Everyone: Embrace these 3 traits

By · Wednesday, August 29th, 2018 · Comments Off on Everyone: Embrace these 3 traits

not teaching,
still THINKING …

Three traits that can motivate anyone — not just journalists — are:

Courage: to pursue all stories, not just the easy or familiar ones; to ask tough questions; to approach sensitive issues with confidence and care.

Patience: to wait for the best source of information, not the usual go-to person; to take time asking questions; to accept weakness and failure in yourself and in others.

Perseverance: to politely pursue difficult-to-reach sources; to ask a key question more than once — in different ways — when an answer is not forthcoming; to tolerate change.
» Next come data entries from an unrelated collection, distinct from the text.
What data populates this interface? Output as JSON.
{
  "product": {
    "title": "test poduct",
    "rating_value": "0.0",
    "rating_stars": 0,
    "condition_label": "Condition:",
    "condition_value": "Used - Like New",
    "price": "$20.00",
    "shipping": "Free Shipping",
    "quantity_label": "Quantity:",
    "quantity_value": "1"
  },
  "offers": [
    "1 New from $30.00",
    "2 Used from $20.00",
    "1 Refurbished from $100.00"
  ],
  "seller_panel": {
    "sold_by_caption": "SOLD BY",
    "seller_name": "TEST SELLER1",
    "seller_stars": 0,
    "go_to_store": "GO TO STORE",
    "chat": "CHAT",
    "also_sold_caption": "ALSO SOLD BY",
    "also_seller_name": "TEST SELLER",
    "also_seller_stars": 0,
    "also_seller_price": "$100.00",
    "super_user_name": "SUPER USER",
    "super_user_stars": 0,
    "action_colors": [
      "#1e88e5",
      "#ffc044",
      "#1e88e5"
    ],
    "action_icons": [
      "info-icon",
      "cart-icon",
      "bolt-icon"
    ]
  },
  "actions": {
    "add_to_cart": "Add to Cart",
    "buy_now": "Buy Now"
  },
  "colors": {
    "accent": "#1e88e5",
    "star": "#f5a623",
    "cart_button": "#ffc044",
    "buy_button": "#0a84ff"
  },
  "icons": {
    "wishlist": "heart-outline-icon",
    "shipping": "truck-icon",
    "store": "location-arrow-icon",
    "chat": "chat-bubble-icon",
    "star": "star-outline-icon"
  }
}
When we say these traits can motivate “anyone,” we mean all consumers of news and information because they are at the receiving end of journalists’ work. Consumers end up, we hope, being fully informed; being educated; being enlightened; and being entertained.

It takes courage, patience and perseverance for people to trust the news and information they consume. These are tough times for journalists, and they must not give up or despair.

Consider action taken earlier this month by The Daily Orange, the independent news organization run by students at Syracuse University. Following an “industry trend,” the D.O. is “cutting a day of print production to better focus on digital storytelling.” No more editions will be printed Tuesdays. Print versions will be available on racks Mondays, Wednesdays and Thursdays (Friday print editions had been eliminated previously). And the D.O. will “continue 24/7 online news coverage.”

Sam Ogozalek, editor-in-chief, says in the story about this change that “the paper’s staff on Monday nights will focus on digital content, such as podcasts, photostories and interactive web applications.” His quote illuminates the decision:

“I think everyone sees where the news media industry is and where it’s going.”

Yes, we all see it. And we must embrace it with courage, patience and perseverance.

(These two profs are no longer teaching at Syracuse University’s Newhouse School, but we are still thinking.)